A former soldier who shot his landlady dead after returning from Afghanistan with post-traumatic stress disorder has been cleared of her murder.
Gamekeeper Aaron Wilkinson, 24, was found not guilty of murdering 52-year-old Judith Garnett by shooting her in the chest and head.
Wilkinson, who was also diagnosed with a form of Asperger's Syndrome, told Bradford Crown Court he was not in control of his actions when he shot Mrs Garnett.
He admitted manslaughter earlier on the grounds of diminished responsibility and will be sentenced for that offence at a later date.
The court heard that Wilkinson, of Alma Street, Woodlesford, Leeds, joined the Territorial Army at 19 and went on a six-month tour of duty of Afghanistan in 2009.
While in Afghanistan, he suffered a minor shrapnel wound during an intense two-day battle with the Taliban and later witnessed three Afghan soldiers die in front of him when they triggered an improvised explosive device.
Wilkinson was diagnosed with post-traumatic stress reaction by an Army doctor and has also been found to suffer from Asperger's Syndrome, or a similar condition, since his return.
He was later assessed by psychiatrists who diagnosed him with the more serious post-traumatic stress disorder (PTSD).
Following his return from Afghanistan, Wilkinson moved into Mrs Garnett's attic room as a lodger after an argument with his mother in which she had told him she was no longer his mother.

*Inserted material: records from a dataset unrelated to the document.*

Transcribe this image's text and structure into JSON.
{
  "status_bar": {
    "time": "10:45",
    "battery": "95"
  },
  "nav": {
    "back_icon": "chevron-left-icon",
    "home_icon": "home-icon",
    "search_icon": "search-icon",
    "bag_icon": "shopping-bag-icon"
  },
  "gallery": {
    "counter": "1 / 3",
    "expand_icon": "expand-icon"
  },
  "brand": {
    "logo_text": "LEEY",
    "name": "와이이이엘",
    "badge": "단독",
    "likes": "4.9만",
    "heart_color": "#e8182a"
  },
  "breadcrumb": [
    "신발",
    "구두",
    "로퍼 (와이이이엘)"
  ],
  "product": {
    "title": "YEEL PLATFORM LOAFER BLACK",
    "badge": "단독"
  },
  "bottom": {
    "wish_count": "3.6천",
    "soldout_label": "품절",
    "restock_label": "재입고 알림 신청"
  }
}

He had worked for Mrs Garnett on her game farm for around 10 years and described her as being like a "second mother" to him.
During this time, Wilkinson applied to join the regular Army but his application was turned down.
He found it hard to adapt to civilian life and motivate himself and his relationship with Mrs Garnett began to deteriorate.
On the day of the shooting, January 24 last year, Mrs Garnett returned home and shouted at him for not letting her dogs out, calling him "thick" and a "cruel bastard".
Wilkinson said he shot Mrs Garnett three times after she threw his gun up through the hatch into his attic bedroom and told him to "pack his bags".
The first shot hit her in the chest, the second grazed the side of her face and the third was fired from close range into her head.
Wilkinson said he could not explain why he shot Mrs Garnett and said it was as though he was in a "trance".
"It sort of just went black and white and hazy at times. It was like I just turned into a mad man," he said.
"I felt like somebody I'm not."
Wilkinson said he remembered the events as though he was watching them.
"It was like a TV screen, I've seen what was happening but I wasn't in full control," he said.
Wilkinson said he realised immediately afterwards that he had "done a terrible wrong" and called the police.
Psychiatrists told the court that Wilkinson's mental conditions meant Mrs Garnett's order to move out was a "catastrophic" rejection to him after those already received from his mother and the Army.
The court heard that the combination of Asperger's Syndrome and PTSD left him unlikely to be able to exercise self-control when he felt himself under threat by Mrs Garnett.
This resulted in an "unpredictable, inexplicable, uncontrolled and out-of-character explosive act of violence".
The jury took around three hours to reach the not-guilty verdict after the two-week trial.
Wilkinson's sentencing was adjourned for at least two months for further psychiatric assessments to decide on the danger posed by the defendant.
Mr Justice Kenneth Parker thanked the family of Mrs Garnett for their dignity.
"This has been a very difficult and, in many ways, distressing, if not harrowing, trial," he said.
"This must have been the most appalling experience for you and I have the deepest admiration for the dignity with which you have sat in court and listened to the evidence."
The judge added: "I thank you very much for your impeccable behaviour during the course of this trial."
Speaking outside the court after the verdict, Detective Chief Inspector Chris Walker, of West Yorkshire Police, said: "No one could have predicted the dreadful events when a young man Judith Garnett had supported for many years turned on her in such a violent and horrific way."
He said the family were disappointed but accepted the verdict and praised them for the "dignity and restraint" they had shown throughout the trial.
Reading a statement from the family, Mr Walker said: "(Judith Garnett) took in Aaron Wilkinson when he was homeless, gave him a roof over his head, employment and treated him like part of the family.
"She was a kind, generous woman and a remarkable woman, truly admired by many and an inspiration to those who knew her.
"We all feel a huge gap in our lives that can never be replaced."